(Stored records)
------------------------------------------------------------------------

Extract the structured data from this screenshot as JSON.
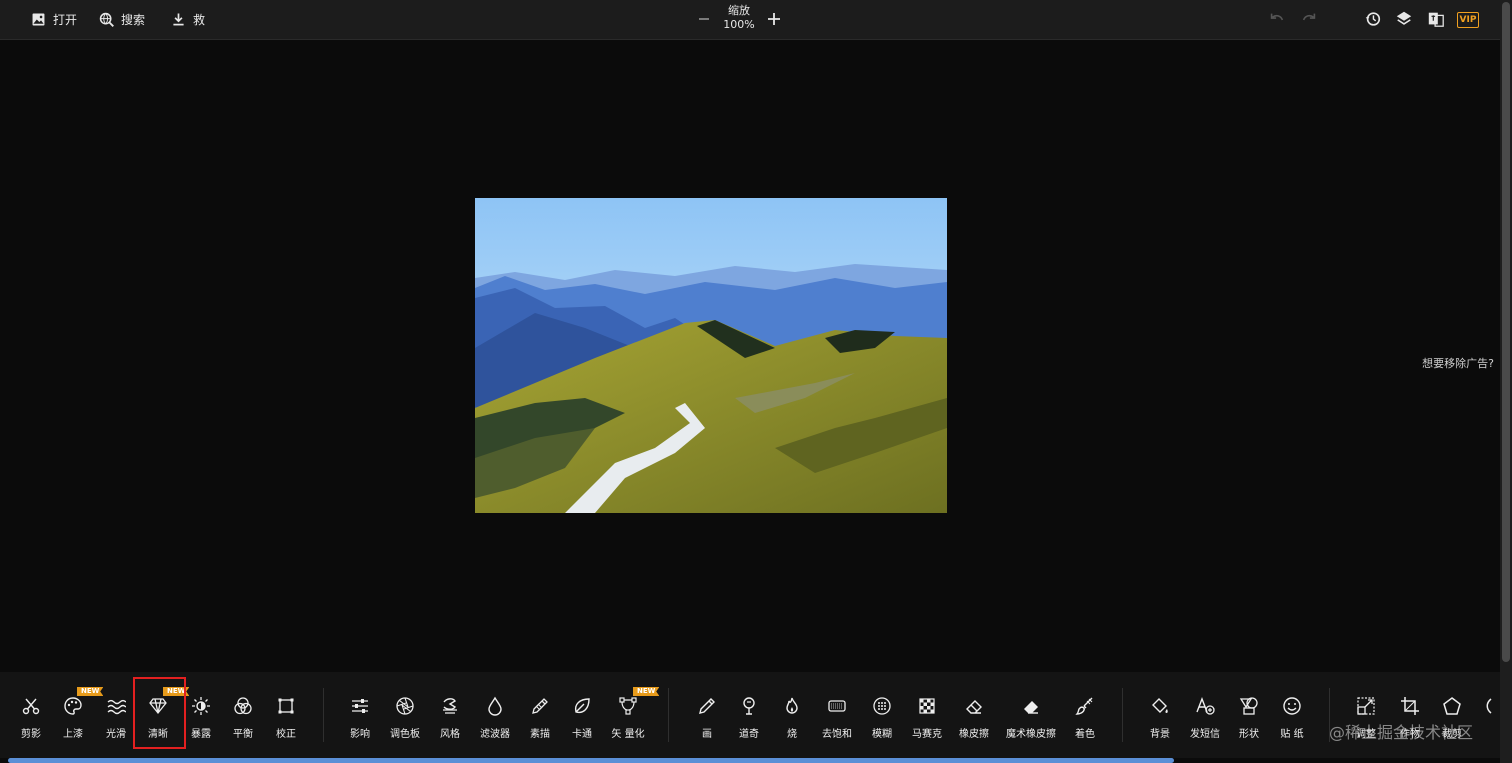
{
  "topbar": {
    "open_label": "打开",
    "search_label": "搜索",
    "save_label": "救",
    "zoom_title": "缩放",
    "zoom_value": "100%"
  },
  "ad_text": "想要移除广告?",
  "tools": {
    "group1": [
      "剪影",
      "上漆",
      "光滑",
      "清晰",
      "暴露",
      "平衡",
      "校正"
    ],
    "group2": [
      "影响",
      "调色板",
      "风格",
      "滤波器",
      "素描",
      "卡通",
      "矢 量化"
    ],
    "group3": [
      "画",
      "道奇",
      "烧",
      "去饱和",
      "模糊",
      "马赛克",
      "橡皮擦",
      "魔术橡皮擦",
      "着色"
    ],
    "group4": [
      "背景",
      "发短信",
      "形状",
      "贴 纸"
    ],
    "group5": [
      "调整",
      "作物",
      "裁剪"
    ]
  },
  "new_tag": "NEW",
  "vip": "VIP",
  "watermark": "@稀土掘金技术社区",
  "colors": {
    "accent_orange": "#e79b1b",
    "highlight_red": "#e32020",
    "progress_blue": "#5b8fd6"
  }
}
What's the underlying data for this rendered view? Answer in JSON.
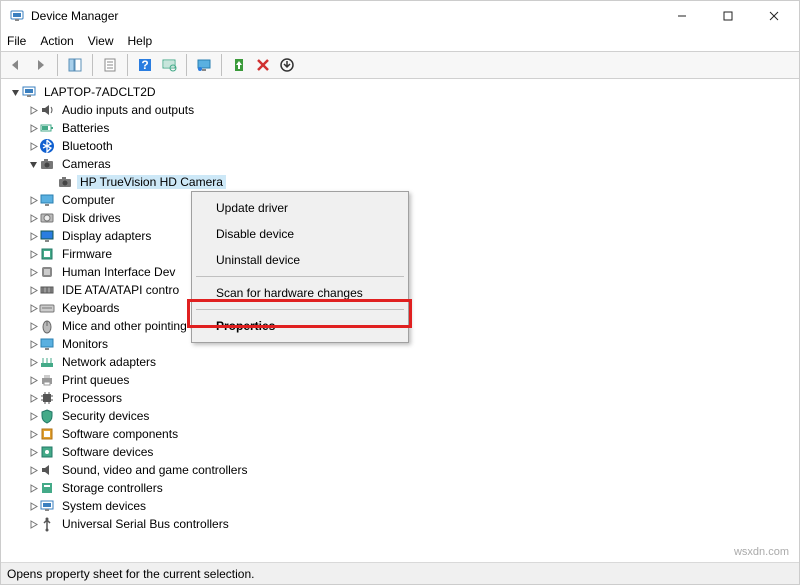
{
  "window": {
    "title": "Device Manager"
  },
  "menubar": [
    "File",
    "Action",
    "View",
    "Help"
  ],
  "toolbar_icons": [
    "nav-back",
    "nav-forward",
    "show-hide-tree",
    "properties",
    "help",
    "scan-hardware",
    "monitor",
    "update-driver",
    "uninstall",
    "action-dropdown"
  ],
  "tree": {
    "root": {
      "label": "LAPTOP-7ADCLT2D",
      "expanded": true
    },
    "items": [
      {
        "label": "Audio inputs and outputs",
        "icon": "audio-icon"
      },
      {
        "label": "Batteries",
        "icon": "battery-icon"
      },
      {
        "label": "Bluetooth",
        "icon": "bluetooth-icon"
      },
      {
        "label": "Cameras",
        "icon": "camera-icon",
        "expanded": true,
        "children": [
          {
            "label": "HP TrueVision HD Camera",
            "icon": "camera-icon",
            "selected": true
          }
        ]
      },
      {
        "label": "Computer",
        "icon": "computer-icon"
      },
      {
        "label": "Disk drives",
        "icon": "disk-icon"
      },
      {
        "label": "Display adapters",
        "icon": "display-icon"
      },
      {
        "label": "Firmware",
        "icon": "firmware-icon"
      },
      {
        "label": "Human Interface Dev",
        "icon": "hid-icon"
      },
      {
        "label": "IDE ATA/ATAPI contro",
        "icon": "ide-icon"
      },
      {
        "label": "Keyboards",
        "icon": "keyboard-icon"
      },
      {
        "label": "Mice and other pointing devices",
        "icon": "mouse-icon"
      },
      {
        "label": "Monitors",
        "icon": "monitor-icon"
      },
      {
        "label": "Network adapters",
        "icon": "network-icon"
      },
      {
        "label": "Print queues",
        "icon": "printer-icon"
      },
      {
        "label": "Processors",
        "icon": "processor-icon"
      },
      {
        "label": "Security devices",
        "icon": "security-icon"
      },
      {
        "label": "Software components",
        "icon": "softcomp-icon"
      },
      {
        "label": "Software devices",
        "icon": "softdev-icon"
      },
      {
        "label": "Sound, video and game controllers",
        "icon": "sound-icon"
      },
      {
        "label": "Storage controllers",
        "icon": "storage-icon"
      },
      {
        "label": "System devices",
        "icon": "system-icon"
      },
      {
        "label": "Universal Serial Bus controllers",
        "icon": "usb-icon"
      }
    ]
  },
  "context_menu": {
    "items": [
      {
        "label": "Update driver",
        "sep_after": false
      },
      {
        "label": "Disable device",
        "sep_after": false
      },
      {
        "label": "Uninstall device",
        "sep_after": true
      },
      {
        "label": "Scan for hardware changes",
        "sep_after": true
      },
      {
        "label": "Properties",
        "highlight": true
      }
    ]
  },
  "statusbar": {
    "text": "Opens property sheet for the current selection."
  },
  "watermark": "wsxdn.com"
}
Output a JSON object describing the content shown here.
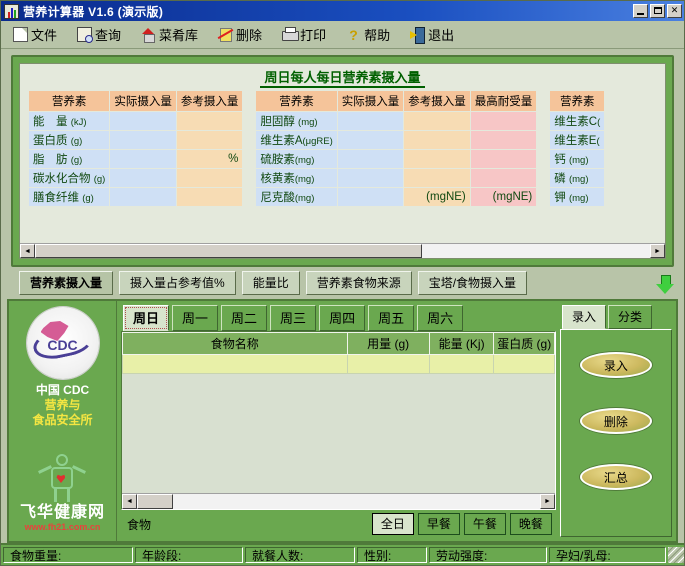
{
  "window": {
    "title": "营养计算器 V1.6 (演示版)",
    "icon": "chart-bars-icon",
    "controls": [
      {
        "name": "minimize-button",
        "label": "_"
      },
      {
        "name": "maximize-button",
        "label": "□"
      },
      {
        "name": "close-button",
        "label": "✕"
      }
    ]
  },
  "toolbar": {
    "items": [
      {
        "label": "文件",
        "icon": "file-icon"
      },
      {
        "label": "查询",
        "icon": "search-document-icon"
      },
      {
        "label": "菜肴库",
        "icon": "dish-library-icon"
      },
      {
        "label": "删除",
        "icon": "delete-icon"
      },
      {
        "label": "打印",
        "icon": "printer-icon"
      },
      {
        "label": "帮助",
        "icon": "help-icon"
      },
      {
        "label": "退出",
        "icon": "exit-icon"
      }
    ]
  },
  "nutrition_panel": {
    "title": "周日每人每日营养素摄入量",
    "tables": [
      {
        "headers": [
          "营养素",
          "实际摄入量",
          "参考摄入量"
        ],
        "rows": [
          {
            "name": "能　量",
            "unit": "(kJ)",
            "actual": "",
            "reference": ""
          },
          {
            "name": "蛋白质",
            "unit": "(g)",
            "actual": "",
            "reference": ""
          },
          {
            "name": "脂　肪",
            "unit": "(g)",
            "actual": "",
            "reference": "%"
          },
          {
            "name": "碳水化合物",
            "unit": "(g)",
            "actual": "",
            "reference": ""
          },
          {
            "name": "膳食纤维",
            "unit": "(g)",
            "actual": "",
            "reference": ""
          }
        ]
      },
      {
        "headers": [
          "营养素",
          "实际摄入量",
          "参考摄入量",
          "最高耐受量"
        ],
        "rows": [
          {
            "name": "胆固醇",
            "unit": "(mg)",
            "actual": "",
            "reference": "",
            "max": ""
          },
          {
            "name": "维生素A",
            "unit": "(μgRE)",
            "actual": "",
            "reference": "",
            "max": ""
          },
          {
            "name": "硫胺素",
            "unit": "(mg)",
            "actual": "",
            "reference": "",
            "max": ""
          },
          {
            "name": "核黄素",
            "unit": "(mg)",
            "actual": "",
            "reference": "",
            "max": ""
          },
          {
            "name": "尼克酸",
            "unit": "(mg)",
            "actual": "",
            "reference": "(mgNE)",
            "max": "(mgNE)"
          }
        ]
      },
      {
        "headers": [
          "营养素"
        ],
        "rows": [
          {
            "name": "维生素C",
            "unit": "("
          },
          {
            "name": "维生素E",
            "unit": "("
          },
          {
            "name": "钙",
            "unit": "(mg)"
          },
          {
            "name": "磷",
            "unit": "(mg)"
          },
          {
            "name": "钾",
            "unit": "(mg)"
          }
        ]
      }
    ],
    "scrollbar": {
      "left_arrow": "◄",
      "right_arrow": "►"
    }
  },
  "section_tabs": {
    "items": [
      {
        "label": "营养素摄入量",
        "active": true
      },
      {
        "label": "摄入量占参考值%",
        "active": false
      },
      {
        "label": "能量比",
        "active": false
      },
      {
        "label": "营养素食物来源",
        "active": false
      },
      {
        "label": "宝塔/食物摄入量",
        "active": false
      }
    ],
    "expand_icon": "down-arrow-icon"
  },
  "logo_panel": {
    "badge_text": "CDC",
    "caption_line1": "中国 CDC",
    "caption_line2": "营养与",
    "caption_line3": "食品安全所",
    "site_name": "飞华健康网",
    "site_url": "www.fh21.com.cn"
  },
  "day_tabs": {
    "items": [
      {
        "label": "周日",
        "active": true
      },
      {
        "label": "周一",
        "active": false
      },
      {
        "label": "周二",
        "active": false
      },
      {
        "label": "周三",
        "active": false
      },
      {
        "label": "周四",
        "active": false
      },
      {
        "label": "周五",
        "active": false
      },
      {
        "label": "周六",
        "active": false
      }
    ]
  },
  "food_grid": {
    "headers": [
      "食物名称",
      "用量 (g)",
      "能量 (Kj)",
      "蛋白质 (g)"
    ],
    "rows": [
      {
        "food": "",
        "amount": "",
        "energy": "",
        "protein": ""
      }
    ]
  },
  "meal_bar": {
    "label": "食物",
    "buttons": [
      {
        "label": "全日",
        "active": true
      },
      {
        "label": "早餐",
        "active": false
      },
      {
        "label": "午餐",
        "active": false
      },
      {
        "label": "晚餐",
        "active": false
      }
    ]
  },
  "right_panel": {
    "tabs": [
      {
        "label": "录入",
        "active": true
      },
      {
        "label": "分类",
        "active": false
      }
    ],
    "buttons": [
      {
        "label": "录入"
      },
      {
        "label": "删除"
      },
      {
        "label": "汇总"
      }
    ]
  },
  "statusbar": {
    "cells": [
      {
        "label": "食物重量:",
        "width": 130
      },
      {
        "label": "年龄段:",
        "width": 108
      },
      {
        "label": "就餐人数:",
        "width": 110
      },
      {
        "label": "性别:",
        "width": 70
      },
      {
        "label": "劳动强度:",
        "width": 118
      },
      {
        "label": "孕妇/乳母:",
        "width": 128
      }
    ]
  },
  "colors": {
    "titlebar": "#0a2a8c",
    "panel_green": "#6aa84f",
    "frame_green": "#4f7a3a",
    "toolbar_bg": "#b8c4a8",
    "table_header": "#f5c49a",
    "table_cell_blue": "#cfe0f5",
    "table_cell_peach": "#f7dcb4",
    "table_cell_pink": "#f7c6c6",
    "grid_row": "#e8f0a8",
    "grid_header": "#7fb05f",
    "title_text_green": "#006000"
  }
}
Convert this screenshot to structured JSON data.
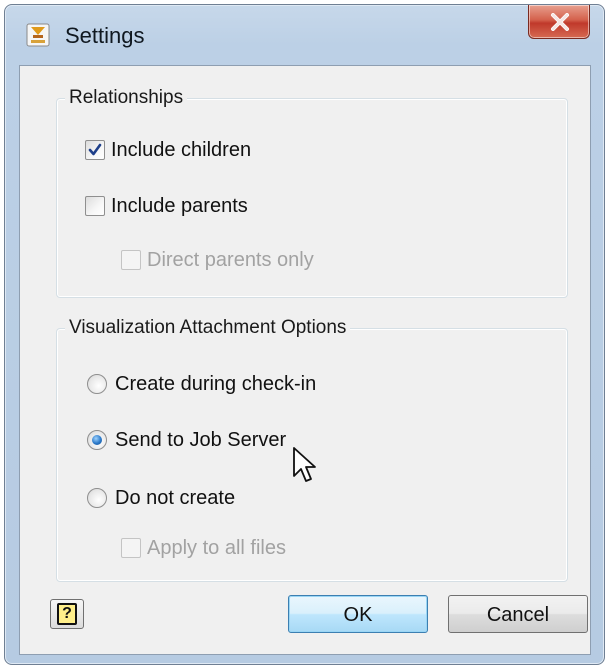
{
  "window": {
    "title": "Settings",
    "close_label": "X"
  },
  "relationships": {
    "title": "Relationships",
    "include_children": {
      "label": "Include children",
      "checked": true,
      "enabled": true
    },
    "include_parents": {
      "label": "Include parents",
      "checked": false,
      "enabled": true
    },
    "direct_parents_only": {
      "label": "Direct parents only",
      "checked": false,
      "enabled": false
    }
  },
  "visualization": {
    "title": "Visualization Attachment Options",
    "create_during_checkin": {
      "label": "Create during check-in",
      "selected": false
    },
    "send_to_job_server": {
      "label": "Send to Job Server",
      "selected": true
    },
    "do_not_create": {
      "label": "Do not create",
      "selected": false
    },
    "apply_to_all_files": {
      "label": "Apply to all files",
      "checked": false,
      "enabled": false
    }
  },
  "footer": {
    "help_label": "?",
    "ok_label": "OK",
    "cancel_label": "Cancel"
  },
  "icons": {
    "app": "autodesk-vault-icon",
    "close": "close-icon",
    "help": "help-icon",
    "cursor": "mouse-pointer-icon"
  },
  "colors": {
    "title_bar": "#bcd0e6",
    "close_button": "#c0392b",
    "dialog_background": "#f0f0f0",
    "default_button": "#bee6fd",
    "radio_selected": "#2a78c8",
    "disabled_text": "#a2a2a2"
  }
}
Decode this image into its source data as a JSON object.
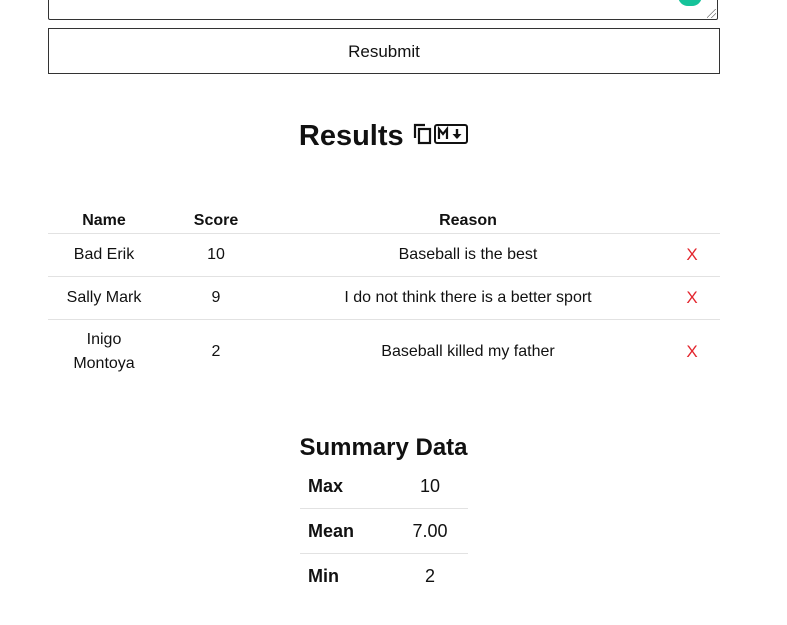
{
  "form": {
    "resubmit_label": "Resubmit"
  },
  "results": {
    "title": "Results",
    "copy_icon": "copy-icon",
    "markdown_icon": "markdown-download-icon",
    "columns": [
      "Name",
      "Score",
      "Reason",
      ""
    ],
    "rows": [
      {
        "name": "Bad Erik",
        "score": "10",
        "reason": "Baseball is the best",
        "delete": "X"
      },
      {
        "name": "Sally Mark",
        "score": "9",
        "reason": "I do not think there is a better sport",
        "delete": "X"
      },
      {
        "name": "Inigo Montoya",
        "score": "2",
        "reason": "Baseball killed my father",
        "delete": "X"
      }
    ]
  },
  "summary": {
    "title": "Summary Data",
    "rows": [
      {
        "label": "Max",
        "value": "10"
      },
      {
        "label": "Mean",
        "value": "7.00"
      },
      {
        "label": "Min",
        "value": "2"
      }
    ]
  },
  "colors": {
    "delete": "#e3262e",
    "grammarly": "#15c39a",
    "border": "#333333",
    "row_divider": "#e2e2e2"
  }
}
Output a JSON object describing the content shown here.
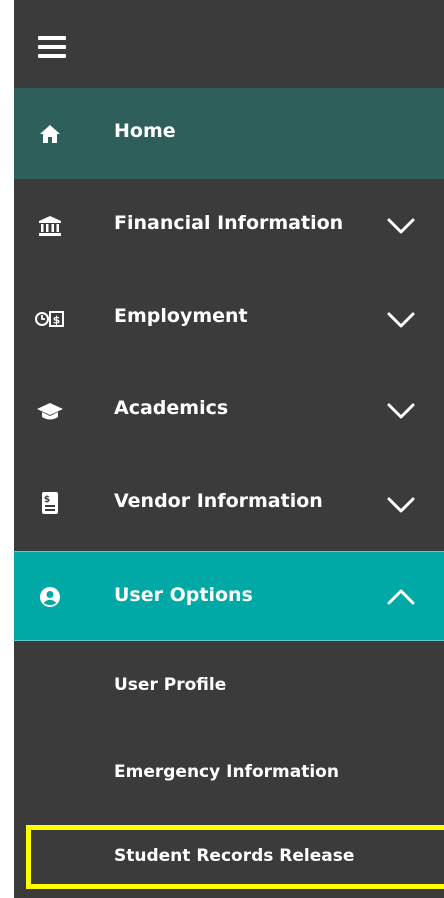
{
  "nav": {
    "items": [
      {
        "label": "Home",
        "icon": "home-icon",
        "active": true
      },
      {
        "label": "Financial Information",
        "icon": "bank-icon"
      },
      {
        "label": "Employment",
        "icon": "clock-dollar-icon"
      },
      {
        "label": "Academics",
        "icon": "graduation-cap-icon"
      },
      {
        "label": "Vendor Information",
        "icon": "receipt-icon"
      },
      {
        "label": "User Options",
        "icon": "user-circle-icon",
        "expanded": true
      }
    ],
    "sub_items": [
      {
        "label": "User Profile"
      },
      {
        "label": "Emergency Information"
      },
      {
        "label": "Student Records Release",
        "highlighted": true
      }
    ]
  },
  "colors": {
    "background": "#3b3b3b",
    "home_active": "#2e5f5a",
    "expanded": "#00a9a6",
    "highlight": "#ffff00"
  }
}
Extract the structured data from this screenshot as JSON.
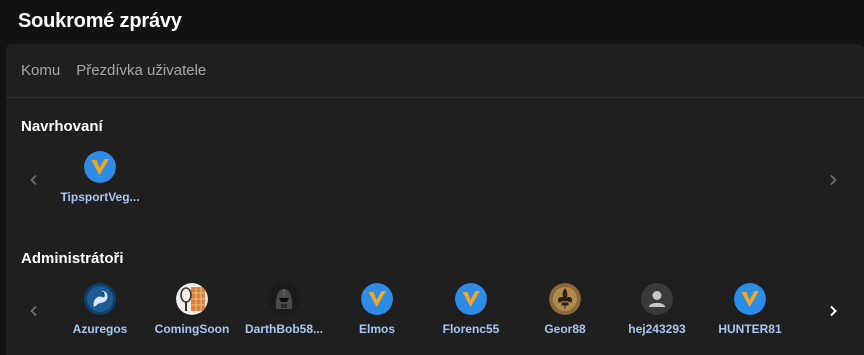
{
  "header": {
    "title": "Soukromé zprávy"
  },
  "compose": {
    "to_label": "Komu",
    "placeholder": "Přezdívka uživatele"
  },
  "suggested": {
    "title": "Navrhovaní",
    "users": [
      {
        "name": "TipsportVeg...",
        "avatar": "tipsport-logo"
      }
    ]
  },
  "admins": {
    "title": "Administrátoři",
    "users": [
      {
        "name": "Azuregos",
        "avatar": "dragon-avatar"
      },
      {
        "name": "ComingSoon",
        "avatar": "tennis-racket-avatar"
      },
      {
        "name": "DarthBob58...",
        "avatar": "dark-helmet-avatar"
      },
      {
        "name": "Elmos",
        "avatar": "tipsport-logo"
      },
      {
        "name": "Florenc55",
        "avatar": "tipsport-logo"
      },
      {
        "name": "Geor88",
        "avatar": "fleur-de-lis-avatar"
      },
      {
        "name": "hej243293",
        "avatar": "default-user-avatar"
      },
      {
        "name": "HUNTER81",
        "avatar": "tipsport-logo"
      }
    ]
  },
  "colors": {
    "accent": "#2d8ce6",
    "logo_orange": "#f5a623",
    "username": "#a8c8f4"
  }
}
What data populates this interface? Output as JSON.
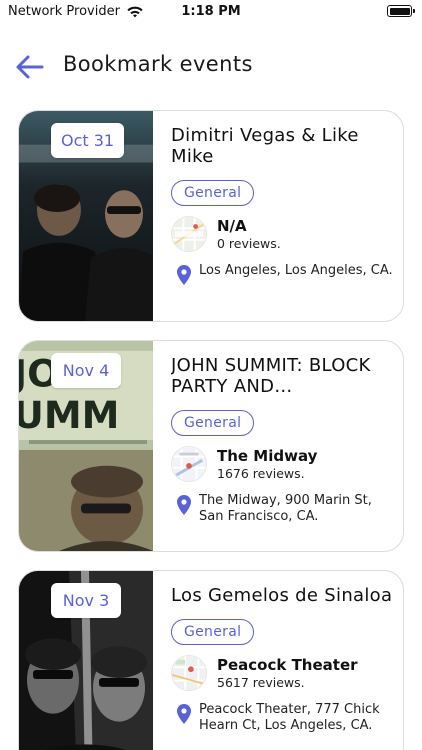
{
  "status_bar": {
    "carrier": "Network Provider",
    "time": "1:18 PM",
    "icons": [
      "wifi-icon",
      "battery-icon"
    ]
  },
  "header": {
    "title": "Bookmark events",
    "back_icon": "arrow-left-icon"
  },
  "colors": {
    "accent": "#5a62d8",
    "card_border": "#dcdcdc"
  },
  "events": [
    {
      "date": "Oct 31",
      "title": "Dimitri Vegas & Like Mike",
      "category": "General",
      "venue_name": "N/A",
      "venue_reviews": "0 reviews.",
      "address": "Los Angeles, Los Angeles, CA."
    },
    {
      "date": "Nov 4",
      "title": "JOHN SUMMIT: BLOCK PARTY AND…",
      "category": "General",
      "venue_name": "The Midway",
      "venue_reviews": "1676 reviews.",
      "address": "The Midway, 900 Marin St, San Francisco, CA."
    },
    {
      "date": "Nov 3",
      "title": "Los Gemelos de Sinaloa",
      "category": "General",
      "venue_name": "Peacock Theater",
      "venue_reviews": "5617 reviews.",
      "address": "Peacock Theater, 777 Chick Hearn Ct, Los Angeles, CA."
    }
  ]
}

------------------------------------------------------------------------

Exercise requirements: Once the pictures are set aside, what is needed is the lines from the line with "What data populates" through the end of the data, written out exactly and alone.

Expected answer:
What data populates this interface? Output as JSON.
{
  "status_bar": {
    "carrier": "Network Provider",
    "time": "1:18 PM",
    "icons": [
      "wifi-icon",
      "battery-icon"
    ]
  },
  "header": {
    "title": "Bookmark events",
    "back_icon": "arrow-left-icon"
  },
  "colors": {
    "accent": "#5a62d8",
    "card_border": "#dcdcdc"
  },
  "events": [
    {
      "date": "Oct 31",
      "title": "Dimitri Vegas & Like Mike",
      "category": "General",
      "venue_name": "N/A",
      "venue_reviews": "0 reviews.",
      "address": "Los Angeles, Los Angeles, CA."
    },
    {
      "date": "Nov 4",
      "title": "JOHN SUMMIT: BLOCK PARTY AND…",
      "category": "General",
      "venue_name": "The Midway",
      "venue_reviews": "1676 reviews.",
      "address": "The Midway, 900 Marin St, San Francisco, CA."
    },
    {
      "date": "Nov 3",
      "title": "Los Gemelos de Sinaloa",
      "category": "General",
      "venue_name": "Peacock Theater",
      "venue_reviews": "5617 reviews.",
      "address": "Peacock Theater, 777 Chick Hearn Ct, Los Angeles, CA."
    }
  ]
}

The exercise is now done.